Chancellor George Osborne's bank tax comes under attack from Labour and SNP

Sarah Spickernell
Follow Sarah
George Osborne announced the increase at this year's Budget (Source: Getty)
Small challenger banks and building societies will receive a boost if Labour and the SNP are successful in their attempt to amend Osborne's new bank tax.
In his budget this year, the chancellor announced plans to replace the increasingly unpopular bank levy with an eight per cent surcharge on profits for banks of all sizes. By doing so, he hopes to spread the tax burden more widely across the sector and discourage them from risky borrowing.

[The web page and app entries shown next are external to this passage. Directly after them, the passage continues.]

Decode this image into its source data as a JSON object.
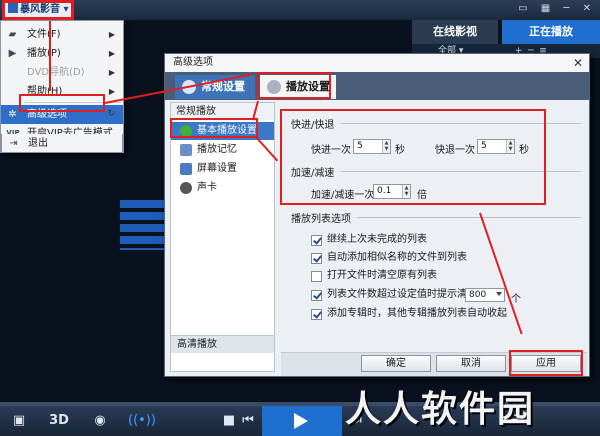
{
  "app": {
    "title": "暴风影音"
  },
  "online_tabs": [
    "在线影视",
    "正在播放"
  ],
  "playlist_bar": {
    "all_label": "全部"
  },
  "context_menu": {
    "items": [
      {
        "label": "文件(F)",
        "icon": "folder-icon",
        "submenu": true,
        "disabled": false
      },
      {
        "label": "播放(P)",
        "icon": "play-icon",
        "submenu": true,
        "disabled": false
      },
      {
        "label": "DVD导航(D)",
        "icon": "",
        "submenu": true,
        "disabled": true
      },
      {
        "label": "帮助(H)",
        "icon": "",
        "submenu": true,
        "disabled": false
      },
      {
        "label": "高级选项",
        "icon": "gear-icon",
        "submenu": false,
        "disabled": false,
        "highlight": true
      },
      {
        "label": "开启VIP去广告模式",
        "icon": "vip-icon",
        "submenu": false,
        "disabled": false
      },
      {
        "label": "退出",
        "icon": "exit-icon",
        "submenu": false,
        "disabled": false
      }
    ],
    "vip_badge": "VIP"
  },
  "dialog": {
    "title": "高级选项",
    "close": "✕",
    "tabs": {
      "general": "常规设置",
      "playback": "播放设置"
    },
    "sidebar": {
      "header": "常规播放",
      "items": [
        "基本播放设置",
        "播放记忆",
        "屏幕设置",
        "声卡"
      ],
      "footer": "高清播放"
    },
    "speed": {
      "group": "快进/快退",
      "forward_label": "快进一次",
      "forward_value": "5",
      "backward_label": "快退一次",
      "backward_value": "5",
      "unit": "秒"
    },
    "accel": {
      "group": "加速/减速",
      "label": "加速/减速一次",
      "value": "0.1",
      "unit": "倍"
    },
    "playlist": {
      "group": "播放列表选项",
      "options": [
        {
          "label": "继续上次未完成的列表",
          "checked": true
        },
        {
          "label": "自动添加相似名称的文件到列表",
          "checked": true
        },
        {
          "label": "打开文件时清空原有列表",
          "checked": false
        },
        {
          "label": "列表文件数超过设定值时提示清理",
          "checked": true
        },
        {
          "label": "添加专辑时，其他专辑播放列表自动收起",
          "checked": true
        }
      ],
      "limit_value": "800",
      "limit_unit": "个"
    },
    "buttons": {
      "ok": "确定",
      "cancel": "取消",
      "apply": "应用"
    }
  },
  "bottom_bar": {
    "label_3d": "3D"
  },
  "watermark": "人人软件园",
  "colors": {
    "accent": "#1f6fd1",
    "annotation": "#e0201e",
    "menu_highlight": "#2f6fc9"
  }
}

But concerned about the negative impact this will have on minor organisations once the change is implemented next year, Labour and the SNP are seeking to make changes to the rule.

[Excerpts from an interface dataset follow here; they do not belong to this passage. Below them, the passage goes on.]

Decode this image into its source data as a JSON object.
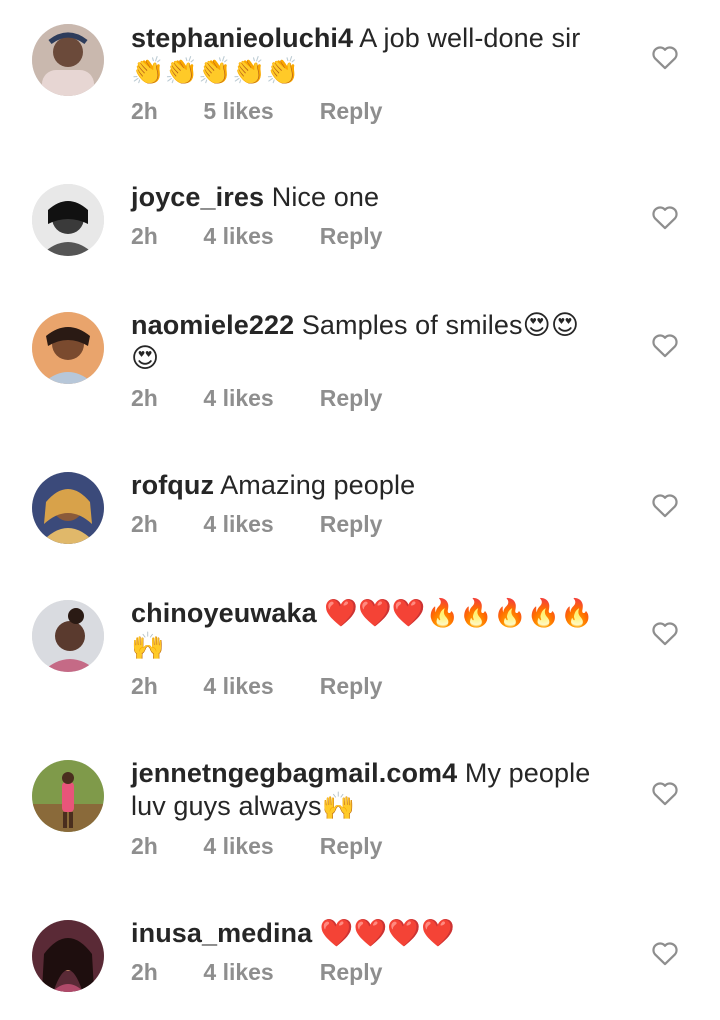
{
  "comments": [
    {
      "user": "stephanieoluchi4",
      "text": "A job well-done sir👏👏👏👏👏",
      "time": "2h",
      "likes": "5 likes",
      "reply": "Reply"
    },
    {
      "user": "joyce_ires",
      "text": "Nice one",
      "time": "2h",
      "likes": "4 likes",
      "reply": "Reply"
    },
    {
      "user": "naomiele222",
      "text": "Samples of smiles😍😍😍",
      "time": "2h",
      "likes": "4 likes",
      "reply": "Reply"
    },
    {
      "user": "rofquz",
      "text": "Amazing people",
      "time": "2h",
      "likes": "4 likes",
      "reply": "Reply"
    },
    {
      "user": "chinoyeuwaka",
      "text": "❤️❤️❤️🔥🔥🔥🔥🔥🙌",
      "time": "2h",
      "likes": "4 likes",
      "reply": "Reply"
    },
    {
      "user": "jennetngegbagmail.com4",
      "text": "My people luv guys always🙌",
      "time": "2h",
      "likes": "4 likes",
      "reply": "Reply"
    },
    {
      "user": "inusa_medina",
      "text": "❤️❤️❤️❤️",
      "time": "2h",
      "likes": "4 likes",
      "reply": "Reply"
    }
  ],
  "icons": {
    "like": "heart-outline-icon"
  },
  "colors": {
    "text": "#262626",
    "meta": "#8e8e8e",
    "background": "#ffffff"
  }
}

According to The Sunday Times, they want small banks to not have to pay the tax, as they believe making banks of all sizes make the payment will minimise competition in the sector.

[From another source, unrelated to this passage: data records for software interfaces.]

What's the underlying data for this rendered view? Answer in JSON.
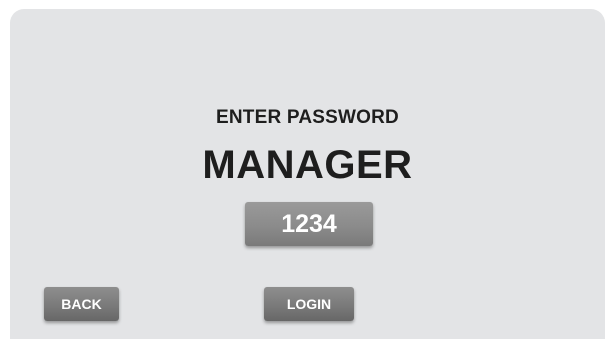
{
  "screen": {
    "prompt": "ENTER PASSWORD",
    "user_name": "MANAGER",
    "password_value": "1234"
  },
  "buttons": {
    "back_label": "BACK",
    "login_label": "LOGIN"
  },
  "colors": {
    "panel_background": "#e3e4e6",
    "button_gray": "#808080",
    "text_dark": "#1e1e1e"
  }
}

Shadow chancellor Chris Leslie said the new tax did not “reflect the risks posed by larger financial institutions”.
A spokesman for the SNP treasury in Westminster said that although the party “initially welcomed” the surcharge, it was concerned about the consequences that would arise for small organisations.
These smaller lenders build up capital from retained earnings and we want to make sure they can continue to do that. We also want to make sure we are not limiting competition in banking.

Related articles